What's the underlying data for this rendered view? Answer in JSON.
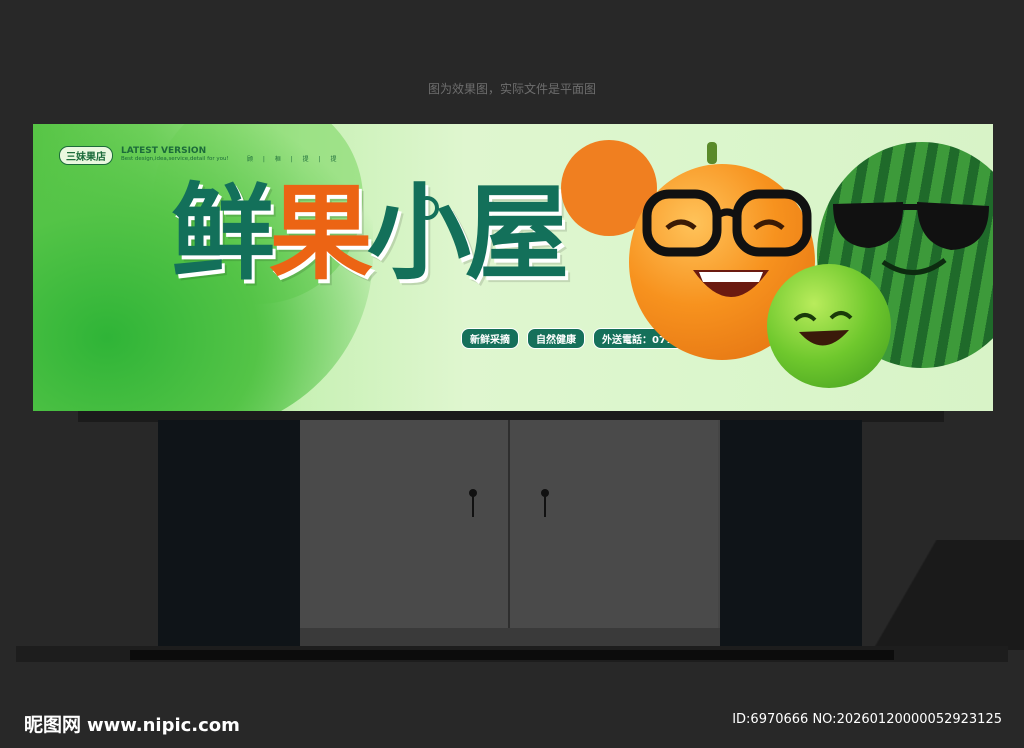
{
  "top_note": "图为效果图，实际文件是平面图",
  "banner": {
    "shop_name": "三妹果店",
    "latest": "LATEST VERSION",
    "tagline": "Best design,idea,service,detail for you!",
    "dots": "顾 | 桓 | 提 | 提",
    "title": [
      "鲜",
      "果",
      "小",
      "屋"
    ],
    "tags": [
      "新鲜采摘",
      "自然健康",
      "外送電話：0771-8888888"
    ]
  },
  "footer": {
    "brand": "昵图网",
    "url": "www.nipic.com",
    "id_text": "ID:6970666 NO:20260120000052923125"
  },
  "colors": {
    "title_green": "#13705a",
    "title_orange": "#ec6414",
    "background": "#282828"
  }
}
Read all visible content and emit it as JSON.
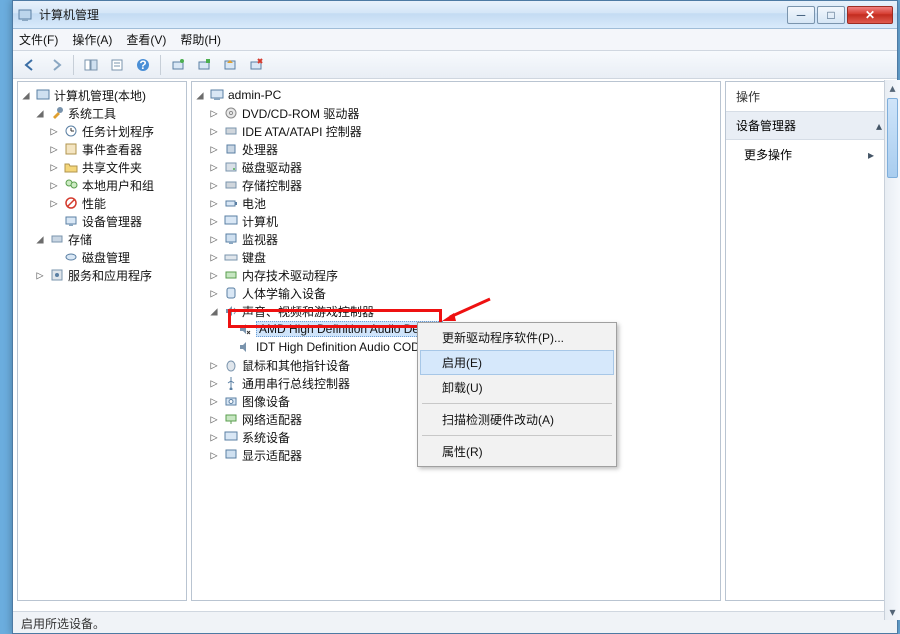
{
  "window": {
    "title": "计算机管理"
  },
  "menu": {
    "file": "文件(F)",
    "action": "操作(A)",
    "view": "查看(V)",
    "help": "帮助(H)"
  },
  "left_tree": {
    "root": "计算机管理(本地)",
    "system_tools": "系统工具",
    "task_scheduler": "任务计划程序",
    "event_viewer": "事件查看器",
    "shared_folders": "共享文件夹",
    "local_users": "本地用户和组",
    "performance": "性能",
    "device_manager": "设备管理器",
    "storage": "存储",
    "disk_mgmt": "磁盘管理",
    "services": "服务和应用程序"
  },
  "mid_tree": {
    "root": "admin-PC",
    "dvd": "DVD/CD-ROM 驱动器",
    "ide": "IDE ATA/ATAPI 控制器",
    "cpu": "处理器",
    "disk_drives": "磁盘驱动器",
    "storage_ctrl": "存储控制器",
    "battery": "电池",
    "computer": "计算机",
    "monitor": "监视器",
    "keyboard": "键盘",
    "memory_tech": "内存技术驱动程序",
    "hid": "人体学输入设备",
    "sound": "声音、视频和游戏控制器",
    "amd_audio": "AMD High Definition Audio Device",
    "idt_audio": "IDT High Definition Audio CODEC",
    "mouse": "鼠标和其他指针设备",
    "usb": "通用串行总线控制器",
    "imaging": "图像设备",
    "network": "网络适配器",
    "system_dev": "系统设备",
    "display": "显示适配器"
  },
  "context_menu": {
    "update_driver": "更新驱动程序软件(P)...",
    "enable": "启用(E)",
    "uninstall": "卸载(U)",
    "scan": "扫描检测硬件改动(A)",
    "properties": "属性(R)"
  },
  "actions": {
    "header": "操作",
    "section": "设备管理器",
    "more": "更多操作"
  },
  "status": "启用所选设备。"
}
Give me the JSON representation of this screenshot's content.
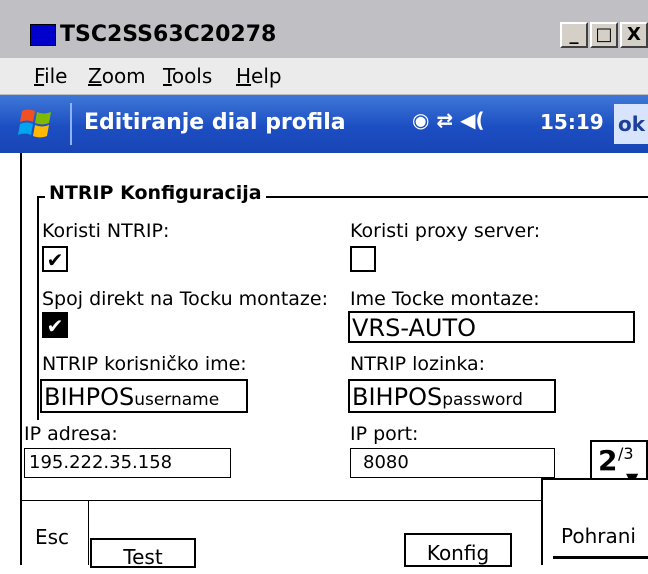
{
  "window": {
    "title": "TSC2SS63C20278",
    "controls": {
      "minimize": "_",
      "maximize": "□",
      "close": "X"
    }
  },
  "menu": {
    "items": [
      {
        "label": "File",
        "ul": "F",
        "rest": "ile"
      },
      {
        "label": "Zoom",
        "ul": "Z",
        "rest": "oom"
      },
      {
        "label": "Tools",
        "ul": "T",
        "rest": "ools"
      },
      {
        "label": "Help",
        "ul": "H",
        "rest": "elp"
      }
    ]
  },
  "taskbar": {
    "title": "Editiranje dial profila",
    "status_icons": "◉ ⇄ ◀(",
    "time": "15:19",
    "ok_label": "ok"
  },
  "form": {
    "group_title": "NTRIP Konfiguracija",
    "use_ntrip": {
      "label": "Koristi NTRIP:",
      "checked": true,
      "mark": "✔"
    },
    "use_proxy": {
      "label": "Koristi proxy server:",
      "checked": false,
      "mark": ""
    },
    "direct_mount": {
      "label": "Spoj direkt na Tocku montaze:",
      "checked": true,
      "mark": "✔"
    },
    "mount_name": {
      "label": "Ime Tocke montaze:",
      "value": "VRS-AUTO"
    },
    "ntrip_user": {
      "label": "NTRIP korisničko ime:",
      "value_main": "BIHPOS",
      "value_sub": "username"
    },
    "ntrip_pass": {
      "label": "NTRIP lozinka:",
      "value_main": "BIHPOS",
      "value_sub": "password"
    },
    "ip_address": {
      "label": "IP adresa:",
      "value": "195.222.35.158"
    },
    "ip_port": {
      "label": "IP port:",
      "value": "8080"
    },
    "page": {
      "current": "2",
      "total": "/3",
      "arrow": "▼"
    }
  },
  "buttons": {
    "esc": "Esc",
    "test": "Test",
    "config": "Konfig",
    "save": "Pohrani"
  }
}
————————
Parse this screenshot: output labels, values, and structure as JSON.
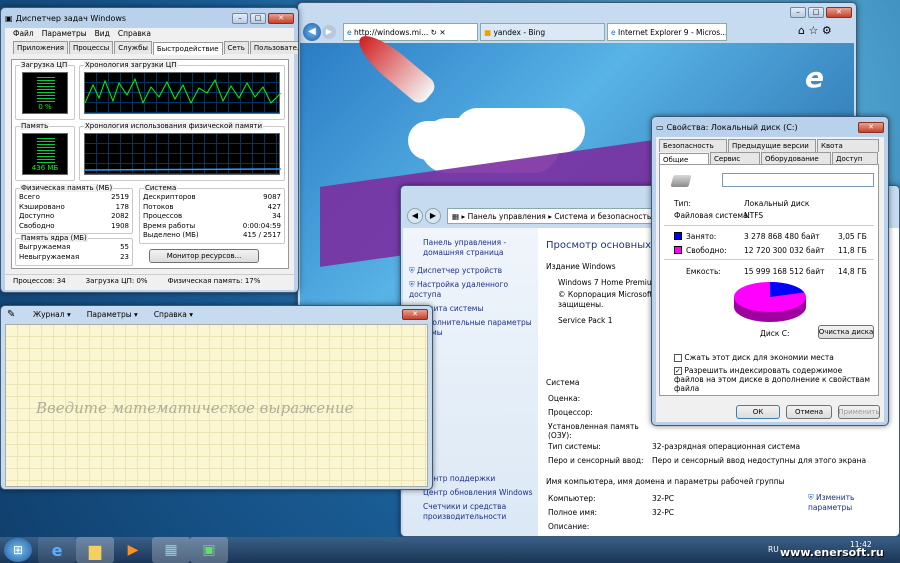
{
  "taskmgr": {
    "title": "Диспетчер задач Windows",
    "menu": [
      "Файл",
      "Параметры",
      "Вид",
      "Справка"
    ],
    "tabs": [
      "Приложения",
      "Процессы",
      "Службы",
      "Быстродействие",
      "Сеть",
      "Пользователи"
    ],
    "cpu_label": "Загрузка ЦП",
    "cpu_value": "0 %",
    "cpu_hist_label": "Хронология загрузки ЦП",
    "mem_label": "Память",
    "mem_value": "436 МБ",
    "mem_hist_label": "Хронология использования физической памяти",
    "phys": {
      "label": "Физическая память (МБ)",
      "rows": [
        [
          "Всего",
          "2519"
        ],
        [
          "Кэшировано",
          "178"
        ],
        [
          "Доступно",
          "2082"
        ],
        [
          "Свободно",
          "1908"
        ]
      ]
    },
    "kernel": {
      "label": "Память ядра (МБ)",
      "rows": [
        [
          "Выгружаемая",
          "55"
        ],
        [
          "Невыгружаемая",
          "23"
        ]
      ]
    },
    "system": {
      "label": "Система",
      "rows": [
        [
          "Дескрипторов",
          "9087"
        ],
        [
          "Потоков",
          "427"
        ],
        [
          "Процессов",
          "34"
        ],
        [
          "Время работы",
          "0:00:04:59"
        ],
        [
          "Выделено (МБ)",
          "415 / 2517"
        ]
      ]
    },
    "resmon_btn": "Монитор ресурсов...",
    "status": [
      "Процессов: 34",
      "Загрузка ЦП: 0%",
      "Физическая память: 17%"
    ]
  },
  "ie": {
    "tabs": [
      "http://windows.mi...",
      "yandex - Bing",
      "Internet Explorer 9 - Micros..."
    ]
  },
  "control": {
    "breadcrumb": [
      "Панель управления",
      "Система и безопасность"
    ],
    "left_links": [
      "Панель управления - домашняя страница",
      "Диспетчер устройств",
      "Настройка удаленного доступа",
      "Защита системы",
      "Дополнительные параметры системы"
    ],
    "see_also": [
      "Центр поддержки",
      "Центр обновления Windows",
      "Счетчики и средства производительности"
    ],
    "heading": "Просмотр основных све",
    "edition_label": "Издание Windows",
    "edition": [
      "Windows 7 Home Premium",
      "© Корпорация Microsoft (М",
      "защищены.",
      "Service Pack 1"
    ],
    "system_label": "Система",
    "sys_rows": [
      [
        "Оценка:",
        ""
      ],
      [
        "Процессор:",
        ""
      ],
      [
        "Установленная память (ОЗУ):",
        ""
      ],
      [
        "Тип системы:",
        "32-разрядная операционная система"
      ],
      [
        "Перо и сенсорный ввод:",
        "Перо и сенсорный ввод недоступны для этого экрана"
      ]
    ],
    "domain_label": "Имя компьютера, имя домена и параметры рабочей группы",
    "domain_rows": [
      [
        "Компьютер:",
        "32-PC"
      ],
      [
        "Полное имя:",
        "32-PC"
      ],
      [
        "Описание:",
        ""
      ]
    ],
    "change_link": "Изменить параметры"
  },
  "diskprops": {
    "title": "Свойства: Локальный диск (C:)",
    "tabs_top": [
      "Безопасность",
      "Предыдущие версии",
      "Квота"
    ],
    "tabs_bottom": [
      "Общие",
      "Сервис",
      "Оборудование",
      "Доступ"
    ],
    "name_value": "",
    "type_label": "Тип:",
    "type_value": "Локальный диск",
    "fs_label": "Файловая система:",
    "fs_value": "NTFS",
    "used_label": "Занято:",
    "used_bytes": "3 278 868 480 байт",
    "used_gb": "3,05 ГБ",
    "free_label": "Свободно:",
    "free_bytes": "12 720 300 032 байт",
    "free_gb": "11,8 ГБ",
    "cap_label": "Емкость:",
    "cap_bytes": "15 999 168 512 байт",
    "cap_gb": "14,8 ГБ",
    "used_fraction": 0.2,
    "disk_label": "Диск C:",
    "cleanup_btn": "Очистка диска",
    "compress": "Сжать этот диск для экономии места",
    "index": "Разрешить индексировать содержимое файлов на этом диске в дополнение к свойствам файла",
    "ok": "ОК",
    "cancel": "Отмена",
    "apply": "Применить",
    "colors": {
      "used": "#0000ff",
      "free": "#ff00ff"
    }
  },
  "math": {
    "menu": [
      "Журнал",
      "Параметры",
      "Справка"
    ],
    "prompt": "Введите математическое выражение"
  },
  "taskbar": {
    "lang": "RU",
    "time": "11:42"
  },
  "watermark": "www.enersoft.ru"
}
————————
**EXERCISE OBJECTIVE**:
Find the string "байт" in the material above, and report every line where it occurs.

**EXPECTED ANSWER**:
    "used_bytes": "3 278 868 480 байт",
    "free_bytes": "12 720 300 032 байт",
    "cap_bytes": "15 999 168 512 байт",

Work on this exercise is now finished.